Borderland (2016) [single-component output with contextualising information]
- Submitting institution
Bath Spa University
- Unit of assessment
- 33 - Music, Drama, Dance, Performing Arts, Film and Screen Studies
- Output identifier
- I - Performance
- University Theatre, Bath Spa University, Bath, England
- Open access status
- Out of scope for open access requirements
- Month of first performance
- Year of first performance
- Supplementary information
- Request cross-referral to
- Output has been delayed by COVID-19
- COVID-19 affected output statement
- Forensic science
- Number of additional authors
- Research group(s)
- Proposed double-weighted
- Reserve for an output with double weighting
- Additional information
- Borderland, funded by Arts Council England, was performed at the University Theatre (Bath Spa University) from 28th-30th January 2016, a total of five performances. An exhibition entitled Borderland at the 44AD Gallery in Bath ran in tandem to the performances, including artworks by artist Valerie Bowes, designer Cathy Kelly, and women who had suffered from postpartum psychosis. The project forged partnerships with charitable organisations including Bluebell, a Bristol-based charity, and Creativityworks, based in Bath.
Borderland incorporated practice-based methodology, developing a dramaturgy that drew upon actual experiences of women who suffered postpartum psychosis, and the semi-autobiographical novella The Yellow Wallpaper by Charlotte Gilman-Perkins. The project foregrounded theoretical studies into historical and cultural attitudes towards mental health, and explored how stigma pervades and adversely affects treatment and cure. The title of the project was drawn from the medical journal The Borderland by T.B. Hyslop, who was a senior physician in Bethlem Royal Hospital.
Borderland incorporated feminist theory informed by Showalter (1985), Caminero-Santangelo (1998), Gilbert and Gubar (2000), addressing representations and perceptions of ‘female insanity [...] as the essential feminine nature unveiling itself before scientific male rationality’ (Showalter, 1985). Historical perspectives in the medical establishment, women’s actual experiences of mental illness (both historical and current), as well as pervasive underlying stigmas attached to treatment and recovery, all informed the project’s methodology. Borderland aims to advance dramaturgies into mental health through its specific focus on postpartum psychosis, informed by health professionals, autobiography, and historical perspectives about postpartum psychosis.
The performance of Borderland investigates an embodied approach to psychotic experiences through the development of stylised visual and physical theatrical language.

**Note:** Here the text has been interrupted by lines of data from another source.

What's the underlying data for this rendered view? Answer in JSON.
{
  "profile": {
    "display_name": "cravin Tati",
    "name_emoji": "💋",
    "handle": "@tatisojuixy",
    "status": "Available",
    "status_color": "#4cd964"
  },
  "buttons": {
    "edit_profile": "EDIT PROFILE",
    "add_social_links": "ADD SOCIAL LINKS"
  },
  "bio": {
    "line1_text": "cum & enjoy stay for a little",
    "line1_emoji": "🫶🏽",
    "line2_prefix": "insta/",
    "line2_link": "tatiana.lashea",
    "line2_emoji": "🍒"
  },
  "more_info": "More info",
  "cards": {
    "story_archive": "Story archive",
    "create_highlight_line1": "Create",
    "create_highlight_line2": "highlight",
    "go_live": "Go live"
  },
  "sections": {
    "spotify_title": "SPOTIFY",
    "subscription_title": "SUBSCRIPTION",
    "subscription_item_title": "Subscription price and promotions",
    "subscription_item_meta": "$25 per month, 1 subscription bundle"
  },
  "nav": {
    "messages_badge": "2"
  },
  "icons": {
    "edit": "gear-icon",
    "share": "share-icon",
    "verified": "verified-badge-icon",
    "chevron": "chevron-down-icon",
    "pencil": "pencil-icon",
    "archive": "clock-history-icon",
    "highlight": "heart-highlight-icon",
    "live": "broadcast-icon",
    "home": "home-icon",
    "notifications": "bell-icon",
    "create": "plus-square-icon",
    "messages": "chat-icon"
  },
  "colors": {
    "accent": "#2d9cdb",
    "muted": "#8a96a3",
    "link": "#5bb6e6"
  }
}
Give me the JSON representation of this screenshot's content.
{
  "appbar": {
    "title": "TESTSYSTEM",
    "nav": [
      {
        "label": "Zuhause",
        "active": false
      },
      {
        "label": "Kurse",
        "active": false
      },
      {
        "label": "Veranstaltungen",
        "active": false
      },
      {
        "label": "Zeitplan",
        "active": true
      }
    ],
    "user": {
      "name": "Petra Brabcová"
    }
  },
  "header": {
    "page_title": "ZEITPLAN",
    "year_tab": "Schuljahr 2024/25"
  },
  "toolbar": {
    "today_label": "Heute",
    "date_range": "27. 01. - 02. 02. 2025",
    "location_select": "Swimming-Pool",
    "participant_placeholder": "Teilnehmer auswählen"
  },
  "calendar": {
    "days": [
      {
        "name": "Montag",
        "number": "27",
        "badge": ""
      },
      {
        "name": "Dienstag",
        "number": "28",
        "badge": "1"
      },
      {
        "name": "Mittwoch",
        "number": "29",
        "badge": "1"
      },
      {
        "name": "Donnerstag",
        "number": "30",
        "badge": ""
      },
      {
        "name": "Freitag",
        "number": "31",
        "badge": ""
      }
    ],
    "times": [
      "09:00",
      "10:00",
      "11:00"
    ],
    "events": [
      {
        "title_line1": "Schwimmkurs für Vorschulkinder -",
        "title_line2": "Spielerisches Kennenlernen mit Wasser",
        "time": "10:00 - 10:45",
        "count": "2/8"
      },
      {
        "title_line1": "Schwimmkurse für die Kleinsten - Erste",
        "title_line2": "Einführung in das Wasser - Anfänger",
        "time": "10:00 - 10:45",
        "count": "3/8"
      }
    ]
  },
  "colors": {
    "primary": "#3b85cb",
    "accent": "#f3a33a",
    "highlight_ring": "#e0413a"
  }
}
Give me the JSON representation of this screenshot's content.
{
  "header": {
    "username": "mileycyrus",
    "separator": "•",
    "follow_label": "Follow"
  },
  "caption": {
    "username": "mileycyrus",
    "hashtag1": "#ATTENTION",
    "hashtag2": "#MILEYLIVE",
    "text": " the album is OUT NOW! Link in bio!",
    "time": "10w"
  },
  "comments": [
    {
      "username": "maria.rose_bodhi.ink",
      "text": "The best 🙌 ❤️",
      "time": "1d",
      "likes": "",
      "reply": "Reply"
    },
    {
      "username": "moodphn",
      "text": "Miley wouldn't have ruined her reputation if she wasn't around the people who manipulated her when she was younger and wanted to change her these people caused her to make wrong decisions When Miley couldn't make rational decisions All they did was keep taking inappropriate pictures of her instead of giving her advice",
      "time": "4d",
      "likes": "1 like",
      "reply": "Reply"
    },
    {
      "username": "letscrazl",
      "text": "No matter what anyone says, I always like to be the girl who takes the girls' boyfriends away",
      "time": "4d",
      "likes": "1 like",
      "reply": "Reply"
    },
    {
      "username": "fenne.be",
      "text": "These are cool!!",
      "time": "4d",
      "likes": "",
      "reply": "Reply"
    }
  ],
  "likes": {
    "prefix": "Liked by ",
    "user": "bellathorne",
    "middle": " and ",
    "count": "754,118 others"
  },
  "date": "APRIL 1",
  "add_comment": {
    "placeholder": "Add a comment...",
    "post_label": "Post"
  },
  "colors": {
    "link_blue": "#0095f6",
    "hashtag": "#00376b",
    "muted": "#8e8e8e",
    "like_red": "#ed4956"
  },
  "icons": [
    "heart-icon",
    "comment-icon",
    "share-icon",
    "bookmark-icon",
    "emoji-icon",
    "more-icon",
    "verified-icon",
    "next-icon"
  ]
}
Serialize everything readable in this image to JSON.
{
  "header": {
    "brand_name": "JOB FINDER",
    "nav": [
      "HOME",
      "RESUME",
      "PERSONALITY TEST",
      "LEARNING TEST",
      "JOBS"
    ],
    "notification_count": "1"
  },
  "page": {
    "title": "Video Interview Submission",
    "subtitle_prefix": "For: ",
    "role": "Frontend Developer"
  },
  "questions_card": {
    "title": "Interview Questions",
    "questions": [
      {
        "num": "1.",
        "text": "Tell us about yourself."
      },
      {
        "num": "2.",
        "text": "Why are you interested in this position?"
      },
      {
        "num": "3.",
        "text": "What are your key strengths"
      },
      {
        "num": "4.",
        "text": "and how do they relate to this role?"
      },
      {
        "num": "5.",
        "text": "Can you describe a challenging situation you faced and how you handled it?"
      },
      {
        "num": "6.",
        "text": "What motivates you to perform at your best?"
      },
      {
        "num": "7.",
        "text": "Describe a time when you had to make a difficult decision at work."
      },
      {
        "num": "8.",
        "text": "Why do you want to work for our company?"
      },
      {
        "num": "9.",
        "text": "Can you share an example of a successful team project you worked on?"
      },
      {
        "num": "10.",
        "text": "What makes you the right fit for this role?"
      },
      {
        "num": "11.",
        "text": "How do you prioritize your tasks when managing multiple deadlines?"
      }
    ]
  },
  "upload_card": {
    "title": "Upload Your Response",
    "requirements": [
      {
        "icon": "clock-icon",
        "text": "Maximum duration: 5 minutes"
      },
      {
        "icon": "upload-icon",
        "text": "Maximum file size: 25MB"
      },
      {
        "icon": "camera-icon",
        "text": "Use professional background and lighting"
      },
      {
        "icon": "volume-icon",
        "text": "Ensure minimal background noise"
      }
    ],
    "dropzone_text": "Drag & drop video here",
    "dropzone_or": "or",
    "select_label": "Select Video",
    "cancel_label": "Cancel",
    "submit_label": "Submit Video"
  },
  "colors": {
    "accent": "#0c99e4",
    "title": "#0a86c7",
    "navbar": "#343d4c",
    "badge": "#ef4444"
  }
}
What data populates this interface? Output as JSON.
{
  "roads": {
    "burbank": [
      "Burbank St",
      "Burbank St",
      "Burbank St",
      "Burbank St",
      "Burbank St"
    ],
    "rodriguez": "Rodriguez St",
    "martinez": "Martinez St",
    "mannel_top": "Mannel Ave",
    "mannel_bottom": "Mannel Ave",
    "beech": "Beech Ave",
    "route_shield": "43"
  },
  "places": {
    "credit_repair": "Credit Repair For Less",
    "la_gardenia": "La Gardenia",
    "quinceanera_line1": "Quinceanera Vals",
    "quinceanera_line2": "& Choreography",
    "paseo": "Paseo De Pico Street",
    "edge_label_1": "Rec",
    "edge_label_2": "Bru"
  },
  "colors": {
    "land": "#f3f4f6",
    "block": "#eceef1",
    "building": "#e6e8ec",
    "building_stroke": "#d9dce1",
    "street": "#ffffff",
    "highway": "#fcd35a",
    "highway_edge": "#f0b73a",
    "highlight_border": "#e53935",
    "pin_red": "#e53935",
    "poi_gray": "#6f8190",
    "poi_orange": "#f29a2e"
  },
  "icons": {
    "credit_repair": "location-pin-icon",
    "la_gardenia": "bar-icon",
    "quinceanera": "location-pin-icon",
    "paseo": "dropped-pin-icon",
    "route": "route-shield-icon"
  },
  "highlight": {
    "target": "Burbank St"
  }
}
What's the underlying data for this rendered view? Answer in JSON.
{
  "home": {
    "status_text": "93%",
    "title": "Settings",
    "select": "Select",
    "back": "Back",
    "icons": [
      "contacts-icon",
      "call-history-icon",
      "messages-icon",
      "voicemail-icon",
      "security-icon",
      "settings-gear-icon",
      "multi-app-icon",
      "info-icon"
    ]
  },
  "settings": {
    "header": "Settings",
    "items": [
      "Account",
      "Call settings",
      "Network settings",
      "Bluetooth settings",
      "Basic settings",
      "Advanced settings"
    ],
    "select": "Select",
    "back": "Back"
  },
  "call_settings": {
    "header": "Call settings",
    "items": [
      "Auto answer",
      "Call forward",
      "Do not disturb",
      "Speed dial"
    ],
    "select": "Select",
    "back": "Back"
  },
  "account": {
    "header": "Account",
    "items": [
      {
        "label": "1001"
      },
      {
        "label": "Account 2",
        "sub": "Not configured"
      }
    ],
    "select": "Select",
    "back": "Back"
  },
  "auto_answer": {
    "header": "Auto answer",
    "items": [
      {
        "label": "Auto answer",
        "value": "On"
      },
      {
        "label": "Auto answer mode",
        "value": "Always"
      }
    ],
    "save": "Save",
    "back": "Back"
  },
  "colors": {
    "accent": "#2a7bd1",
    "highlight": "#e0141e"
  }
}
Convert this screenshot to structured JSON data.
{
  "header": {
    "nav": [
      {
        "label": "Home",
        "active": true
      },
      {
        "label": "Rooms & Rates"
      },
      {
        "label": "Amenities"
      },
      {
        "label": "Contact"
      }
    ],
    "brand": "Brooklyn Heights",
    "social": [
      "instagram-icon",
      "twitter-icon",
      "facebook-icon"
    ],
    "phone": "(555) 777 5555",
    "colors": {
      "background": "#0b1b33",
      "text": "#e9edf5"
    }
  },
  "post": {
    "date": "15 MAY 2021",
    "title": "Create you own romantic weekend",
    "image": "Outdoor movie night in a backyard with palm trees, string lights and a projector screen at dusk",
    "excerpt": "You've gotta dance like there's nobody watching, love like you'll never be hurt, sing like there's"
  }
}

Combined with live vocals/music, the performance is an atmospheric experience for the audience, inviting them to consider how stigmas of the past linger and continue to pervade social and cultural attitudes to women’s mental health.
- Author contribution statement
- English abstract